Get Today in Masonic History into your Inbox. Sign up today for one of our email lists!
Need an article for your Trestleboard/Newsletter see our Use Policy

TODAY in Masonic History:

Facebook Twitter Google

Richard Brinsley Butler Sheridan Passes Away

Today in Masonic History Richard Brinsley Butler Sheridan passes away in 1816.

Richard Brinsley Butler Sheridan was an Irish-born British playwright and politician.

Sheridan was born on October 30th, 1751 in Dublin, Ireland. He attended grammar school in Dublin. His family moved to London in 1758. He attended the Harrow School from 1762 until 1768. After his father hired a tutor for him and he was educated in fencing and horseback riding.

In 1772, Sheridan was involved in two duels. Both duels were with the same man, Captain Thomas Mathews. Mathews wrote an article about Sheridan's fiancée and Sheridan demanded he retract the article. At the first duel Mathews was defeated and according to Sheridan "begged for his life" after losing his sword. No one was injured in the first duel. As news spread about his loss, Mathews challenged Sheridan to a second duel. The second time Sheridan was badly injured. Both men continued to fight the duel after their swords were broken. After his recovery, Sheridan eloped with his fiancée.

After Sheridan married Elizabeth Ann Linley the two settled down in London and began living beyond their means. In 1775, Sheridan's first play was produced. The play, which was called The Rivals, was a flop on opening night. Sheridan re-cast the lead and the play became a hit. Sheridan went to write an opera with his father-in-law. He also purchased the Drury Lane theatre with his father-in-law and another partner. Eventually Sheridan became the sole owner. In 1809 the theatre burned and Sheridan was allegedly seen sipping wine on the street in front of the theatre. It was reported at the time he said "A man may surely be allowed to take a glass of wine by his own fireside."

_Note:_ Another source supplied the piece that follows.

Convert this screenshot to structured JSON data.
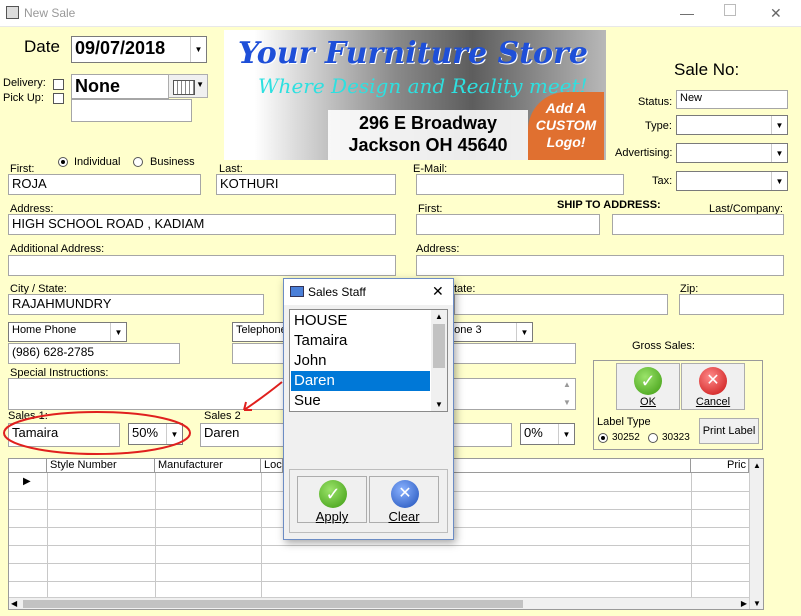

In 1780, Sheridan was elected to the House of Commons. It was claimed he bribed his way into the position and his first action in Parliament was to defend himself against charges of bribery. Sheridan, a man of quick wit, gave various speeches before Parliament which were well received and persuasive. In 1793 during the debates on the Alien Act which was meant to keep French spies from entering the country a Member of Parliament to emphasize his speech through a knife down, Sheridan called out asking "Where's the fork?"

Sheridan also argued against the American War for Independence. He argued the colonies should be left alone and establish self government. For this, later in life, Sheridan was offered £20,000 in recognition of his efforts. He turned down the money.

Sheridan passed away on July 7th, 1816.

Sheridan was admitted as a corresponding member of Lodge of Antiquity No. 2 in London, England in 1811.

This article provided by Brother Eric C. Steele.